WHAT YOU SHOULD DO — Set down all of the entries exactly, leaving nothing out.
========================================
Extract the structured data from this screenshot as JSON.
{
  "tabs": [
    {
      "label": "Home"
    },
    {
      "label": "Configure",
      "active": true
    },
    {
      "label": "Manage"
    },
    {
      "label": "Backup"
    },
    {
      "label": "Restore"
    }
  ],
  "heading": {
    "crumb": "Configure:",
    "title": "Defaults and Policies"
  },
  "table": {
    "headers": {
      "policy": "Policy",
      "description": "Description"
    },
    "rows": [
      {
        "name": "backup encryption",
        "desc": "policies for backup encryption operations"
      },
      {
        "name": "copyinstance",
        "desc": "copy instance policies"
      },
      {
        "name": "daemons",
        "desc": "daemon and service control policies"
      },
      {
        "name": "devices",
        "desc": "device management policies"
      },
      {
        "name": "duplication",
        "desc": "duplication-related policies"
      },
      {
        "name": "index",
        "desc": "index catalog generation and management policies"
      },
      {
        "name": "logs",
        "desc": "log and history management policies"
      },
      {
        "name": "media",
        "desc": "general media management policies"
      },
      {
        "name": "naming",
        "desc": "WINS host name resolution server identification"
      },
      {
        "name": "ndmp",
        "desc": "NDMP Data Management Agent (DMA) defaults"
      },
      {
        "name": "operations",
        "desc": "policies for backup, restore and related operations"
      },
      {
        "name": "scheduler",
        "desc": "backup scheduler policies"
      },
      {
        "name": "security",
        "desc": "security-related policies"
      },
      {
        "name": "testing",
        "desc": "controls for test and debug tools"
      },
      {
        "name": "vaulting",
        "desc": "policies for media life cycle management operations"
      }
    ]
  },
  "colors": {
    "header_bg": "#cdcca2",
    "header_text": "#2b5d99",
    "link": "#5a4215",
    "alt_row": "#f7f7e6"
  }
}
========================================
ANSWER FOR THIS EXERCISE —
Extract the structured data from this screenshot as JSON.
{
  "tabs": [
    {
      "label": "Home"
    },
    {
      "label": "Configure",
      "active": true
    },
    {
      "label": "Manage"
    },
    {
      "label": "Backup"
    },
    {
      "label": "Restore"
    }
  ],
  "heading": {
    "crumb": "Configure:",
    "title": "Defaults and Policies"
  },
  "table": {
    "headers": {
      "policy": "Policy",
      "description": "Description"
    },
    "rows": [
      {
        "name": "backup encryption",
        "desc": "policies for backup encryption operations"
      },
      {
        "name": "copyinstance",
        "desc": "copy instance policies"
      },
      {
        "name": "daemons",
        "desc": "daemon and service control policies"
      },
      {
        "name": "devices",
        "desc": "device management policies"
      },
      {
        "name": "duplication",
        "desc": "duplication-related policies"
      },
      {
        "name": "index",
        "desc": "index catalog generation and management policies"
      },
      {
        "name": "logs",
        "desc": "log and history management policies"
      },
      {
        "name": "media",
        "desc": "general media management policies"
      },
      {
        "name": "naming",
        "desc": "WINS host name resolution server identification"
      },
      {
        "name": "ndmp",
        "desc": "NDMP Data Management Agent (DMA) defaults"
      },
      {
        "name": "operations",
        "desc": "policies for backup, restore and related operations"
      },
      {
        "name": "scheduler",
        "desc": "backup scheduler policies"
      },
      {
        "name": "security",
        "desc": "security-related policies"
      },
      {
        "name": "testing",
        "desc": "controls for test and debug tools"
      },
      {
        "name": "vaulting",
        "desc": "policies for media life cycle management operations"
      }
    ]
  },
  "colors": {
    "header_bg": "#cdcca2",
    "header_text": "#2b5d99",
    "link": "#5a4215",
    "alt_row": "#f7f7e6"
  }
}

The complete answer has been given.